_YOUR GOAL_
Return every entry exactly as written.

_RECORDS TO PROCESS_
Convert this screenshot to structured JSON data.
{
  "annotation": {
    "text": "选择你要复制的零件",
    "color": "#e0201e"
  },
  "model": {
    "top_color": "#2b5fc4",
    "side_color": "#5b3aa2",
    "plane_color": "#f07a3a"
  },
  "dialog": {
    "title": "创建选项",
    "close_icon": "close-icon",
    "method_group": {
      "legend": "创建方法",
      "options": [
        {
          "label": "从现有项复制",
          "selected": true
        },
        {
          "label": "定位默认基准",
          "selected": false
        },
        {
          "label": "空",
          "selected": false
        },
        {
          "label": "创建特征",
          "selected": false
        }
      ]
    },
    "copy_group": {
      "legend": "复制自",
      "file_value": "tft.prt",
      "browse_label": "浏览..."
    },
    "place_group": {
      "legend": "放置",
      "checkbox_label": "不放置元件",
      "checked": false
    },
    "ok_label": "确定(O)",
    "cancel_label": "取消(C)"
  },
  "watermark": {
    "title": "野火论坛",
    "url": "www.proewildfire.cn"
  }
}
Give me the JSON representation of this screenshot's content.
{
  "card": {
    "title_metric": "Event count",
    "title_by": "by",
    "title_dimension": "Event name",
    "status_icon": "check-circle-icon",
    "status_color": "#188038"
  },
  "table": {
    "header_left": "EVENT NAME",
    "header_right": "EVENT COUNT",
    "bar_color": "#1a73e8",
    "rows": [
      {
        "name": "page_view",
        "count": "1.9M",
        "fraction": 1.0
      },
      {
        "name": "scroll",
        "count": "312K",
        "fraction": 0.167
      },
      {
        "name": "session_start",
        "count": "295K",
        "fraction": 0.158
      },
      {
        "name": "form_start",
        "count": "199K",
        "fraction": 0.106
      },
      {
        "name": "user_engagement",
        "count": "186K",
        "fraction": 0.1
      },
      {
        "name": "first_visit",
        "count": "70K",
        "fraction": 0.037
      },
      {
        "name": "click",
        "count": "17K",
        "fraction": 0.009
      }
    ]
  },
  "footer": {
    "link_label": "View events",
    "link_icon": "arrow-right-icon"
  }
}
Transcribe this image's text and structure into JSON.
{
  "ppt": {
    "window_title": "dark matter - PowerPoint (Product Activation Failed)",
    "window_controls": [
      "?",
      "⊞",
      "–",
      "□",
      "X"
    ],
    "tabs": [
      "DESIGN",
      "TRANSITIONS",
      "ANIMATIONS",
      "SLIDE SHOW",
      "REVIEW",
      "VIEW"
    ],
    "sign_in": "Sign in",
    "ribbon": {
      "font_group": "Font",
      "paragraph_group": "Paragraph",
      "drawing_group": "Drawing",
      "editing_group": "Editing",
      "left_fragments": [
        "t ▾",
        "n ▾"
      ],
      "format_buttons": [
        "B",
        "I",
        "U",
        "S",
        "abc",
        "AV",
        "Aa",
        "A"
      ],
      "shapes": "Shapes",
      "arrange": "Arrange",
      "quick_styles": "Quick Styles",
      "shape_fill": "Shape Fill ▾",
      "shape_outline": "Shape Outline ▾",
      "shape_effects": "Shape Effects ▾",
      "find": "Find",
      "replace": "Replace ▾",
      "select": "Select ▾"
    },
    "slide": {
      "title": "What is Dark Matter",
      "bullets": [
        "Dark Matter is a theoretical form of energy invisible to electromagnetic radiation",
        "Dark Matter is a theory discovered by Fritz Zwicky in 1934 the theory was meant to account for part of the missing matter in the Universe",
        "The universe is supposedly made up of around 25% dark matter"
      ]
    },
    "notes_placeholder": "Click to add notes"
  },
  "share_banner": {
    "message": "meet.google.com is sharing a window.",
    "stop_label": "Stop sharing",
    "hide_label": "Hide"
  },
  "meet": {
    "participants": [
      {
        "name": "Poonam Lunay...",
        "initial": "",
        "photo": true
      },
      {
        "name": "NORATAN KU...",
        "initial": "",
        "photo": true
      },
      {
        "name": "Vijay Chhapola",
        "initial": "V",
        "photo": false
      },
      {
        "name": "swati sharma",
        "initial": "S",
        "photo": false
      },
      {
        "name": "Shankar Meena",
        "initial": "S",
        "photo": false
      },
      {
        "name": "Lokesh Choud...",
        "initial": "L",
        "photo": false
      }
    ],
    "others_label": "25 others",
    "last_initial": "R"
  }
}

_SOLUTION FOR THIS TASK_
Convert this screenshot to structured JSON data.
{
  "annotation": {
    "text": "选择你要复制的零件",
    "color": "#e0201e"
  },
  "model": {
    "top_color": "#2b5fc4",
    "side_color": "#5b3aa2",
    "plane_color": "#f07a3a"
  },
  "dialog": {
    "title": "创建选项",
    "close_icon": "close-icon",
    "method_group": {
      "legend": "创建方法",
      "options": [
        {
          "label": "从现有项复制",
          "selected": true
        },
        {
          "label": "定位默认基准",
          "selected": false
        },
        {
          "label": "空",
          "selected": false
        },
        {
          "label": "创建特征",
          "selected": false
        }
      ]
    },
    "copy_group": {
      "legend": "复制自",
      "file_value": "tft.prt",
      "browse_label": "浏览..."
    },
    "place_group": {
      "legend": "放置",
      "checkbox_label": "不放置元件",
      "checked": false
    },
    "ok_label": "确定(O)",
    "cancel_label": "取消(C)"
  },
  "watermark": {
    "title": "野火论坛",
    "url": "www.proewildfire.cn"
  }
}
Give me the JSON representation of this screenshot's content.
{
  "card": {
    "title_metric": "Event count",
    "title_by": "by",
    "title_dimension": "Event name",
    "status_icon": "check-circle-icon",
    "status_color": "#188038"
  },
  "table": {
    "header_left": "EVENT NAME",
    "header_right": "EVENT COUNT",
    "bar_color": "#1a73e8",
    "rows": [
      {
        "name": "page_view",
        "count": "1.9M",
        "fraction": 1.0
      },
      {
        "name": "scroll",
        "count": "312K",
        "fraction": 0.167
      },
      {
        "name": "session_start",
        "count": "295K",
        "fraction": 0.158
      },
      {
        "name": "form_start",
        "count": "199K",
        "fraction": 0.106
      },
      {
        "name": "user_engagement",
        "count": "186K",
        "fraction": 0.1
      },
      {
        "name": "first_visit",
        "count": "70K",
        "fraction": 0.037
      },
      {
        "name": "click",
        "count": "17K",
        "fraction": 0.009
      }
    ]
  },
  "footer": {
    "link_label": "View events",
    "link_icon": "arrow-right-icon"
  }
}
Transcribe this image's text and structure into JSON.
{
  "ppt": {
    "window_title": "dark matter - PowerPoint (Product Activation Failed)",
    "window_controls": [
      "?",
      "⊞",
      "–",
      "□",
      "X"
    ],
    "tabs": [
      "DESIGN",
      "TRANSITIONS",
      "ANIMATIONS",
      "SLIDE SHOW",
      "REVIEW",
      "VIEW"
    ],
    "sign_in": "Sign in",
    "ribbon": {
      "font_group": "Font",
      "paragraph_group": "Paragraph",
      "drawing_group": "Drawing",
      "editing_group": "Editing",
      "left_fragments": [
        "t ▾",
        "n ▾"
      ],
      "format_buttons": [
        "B",
        "I",
        "U",
        "S",
        "abc",
        "AV",
        "Aa",
        "A"
      ],
      "shapes": "Shapes",
      "arrange": "Arrange",
      "quick_styles": "Quick Styles",
      "shape_fill": "Shape Fill ▾",
      "shape_outline": "Shape Outline ▾",
      "shape_effects": "Shape Effects ▾",
      "find": "Find",
      "replace": "Replace ▾",
      "select": "Select ▾"
    },
    "slide": {
      "title": "What is Dark Matter",
      "bullets": [
        "Dark Matter is a theoretical form of energy invisible to electromagnetic radiation",
        "Dark Matter is a theory discovered by Fritz Zwicky in 1934 the theory was meant to account for part of the missing matter in the Universe",
        "The universe is supposedly made up of around 25% dark matter"
      ]
    },
    "notes_placeholder": "Click to add notes"
  },
  "share_banner": {
    "message": "meet.google.com is sharing a window.",
    "stop_label": "Stop sharing",
    "hide_label": "Hide"
  },
  "meet": {
    "participants": [
      {
        "name": "Poonam Lunay...",
        "initial": "",
        "photo": true
      },
      {
        "name": "NORATAN KU...",
        "initial": "",
        "photo": true
      },
      {
        "name": "Vijay Chhapola",
        "initial": "V",
        "photo": false
      },
      {
        "name": "swati sharma",
        "initial": "S",
        "photo": false
      },
      {
        "name": "Shankar Meena",
        "initial": "S",
        "photo": false
      },
      {
        "name": "Lokesh Choud...",
        "initial": "L",
        "photo": false
      }
    ],
    "others_label": "25 others",
    "last_initial": "R"
  }
}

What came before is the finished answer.